    How We Diagnose Childhood Multiple Endocrine Neoplasia

    If there is a family history of MEN, your doctor may screen your child before problems develop. A doctor may also suspect MEN1 or MEN2 if a child develops cancers known to occur with MEN.

    We confirm the diagnosis of MEN with several diagnostic tests, including genetic testing, advanced imaging studies, biopsy, and blood and urine tests.

    If your child needs any additional testing, your doctor will discuss their recommendations with you. Once we have an accurate and complete diagnosis, we will develop a treatment plan that meets your child's unique needs.

    How We Treat Childhood Multiple Endocrine Neoplasia

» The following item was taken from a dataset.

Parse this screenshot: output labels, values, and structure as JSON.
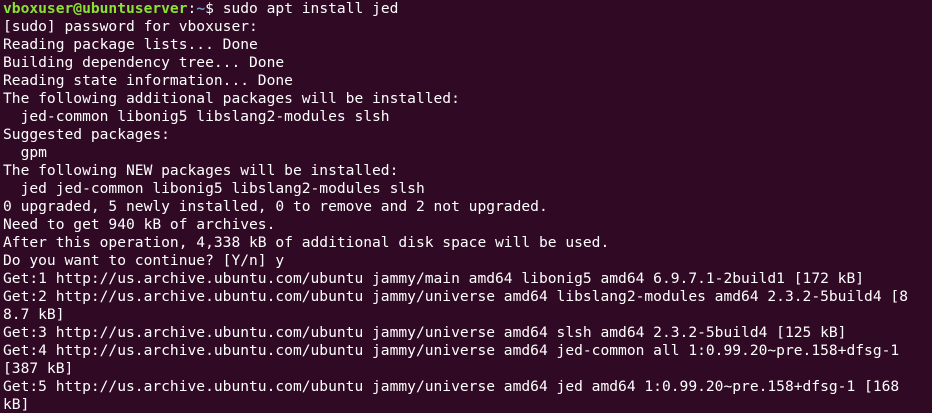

    Our doctors treat many children with endocrine tumors, giving us the experience to develop the most effective treatment plan possible.

    Treatment for MEN1 and MEN2 includes:

    • Screening: We screen for tumors related to your child's condition.
    • Surgery: We use surgery to remove any existing tumors. We may also perform surgery to prevent medullary thyroid cancer from developing in patients with MEN2.
    • Radiation therapy: Often, we'll use radiation therapy before or after surgery to damage or eliminate cancer cells and shrink tumors.
    • Chemotherapy: We may also use chemotherapy to further destroy or shrink cancer cells.

      Different groups of chemotherapy drugs work in different ways. Often, we will use a combination of chemotherapy drugs. Your child may receive chemotherapy:

      • Orally, as a pill to swallow.
      • Intramuscularly, as an injection into the muscle or fat tissue.
      • Intravenously, as a direct injection into the bloodstream or IV.
      • Intrathecally, as a direct injection into the spinal column through a needle.

      While chemotherapy can be very effective in treating certain cancers, the treatment can't differentiate normal healthy cells from cancer cells. As a result, there can be adverse side effects during treatment. Being able to anticipate these side effects can help the care team, child, and family prepare for, and in some cases prevent these complications from occurring.

    • Genetic counseling: We help your child and family cope with the stress of hereditary cancer diagnosis while discussing practical considerations such as future reproductive options.

    We also provide children with continued, comprehensive care in our pediatric cancer survivorship programs. We conduct regular medical evaluations and provide patient and family education, support groups, and counseling services.

    Research and Clinical Trials for Childhood Multiple Endocrine Neoplasia

    We conduct many groundbreaking clinical trials at Dana-Farber/Boston Children's. Our researchers are at the leading-edge of pediatric cancer advancements.

    In addition to launching our own clinical trials, we also offer trials available through collaborative groups such as the Children's Oncology Group (COG). If your child has a progressive or recurrent tumor, he or she may be eligible for experimental therapies available through these groups or from one of our independent clinical investigators.

    Long-term Outcomes for Children with Multiple Endocrine Neoplasia

    Your child's outlook will depend on whether your child has MEN1 or MEN2. The size, type, and location of the tumors will also affect the prognosis. Once your doctor has confirmed a diagnosis, they will be able to discuss long-term outcomes with you in-depth.

    Childhood Multiple Endocrine Neoplasia Treatment Team

    At Dana-Farber/Boston Children's, your child's care team will include specialized pediatric experts in endocrinology, medical oncology, and surgery. See a complete list of the specialists in our Childhood Solid Tumor Center.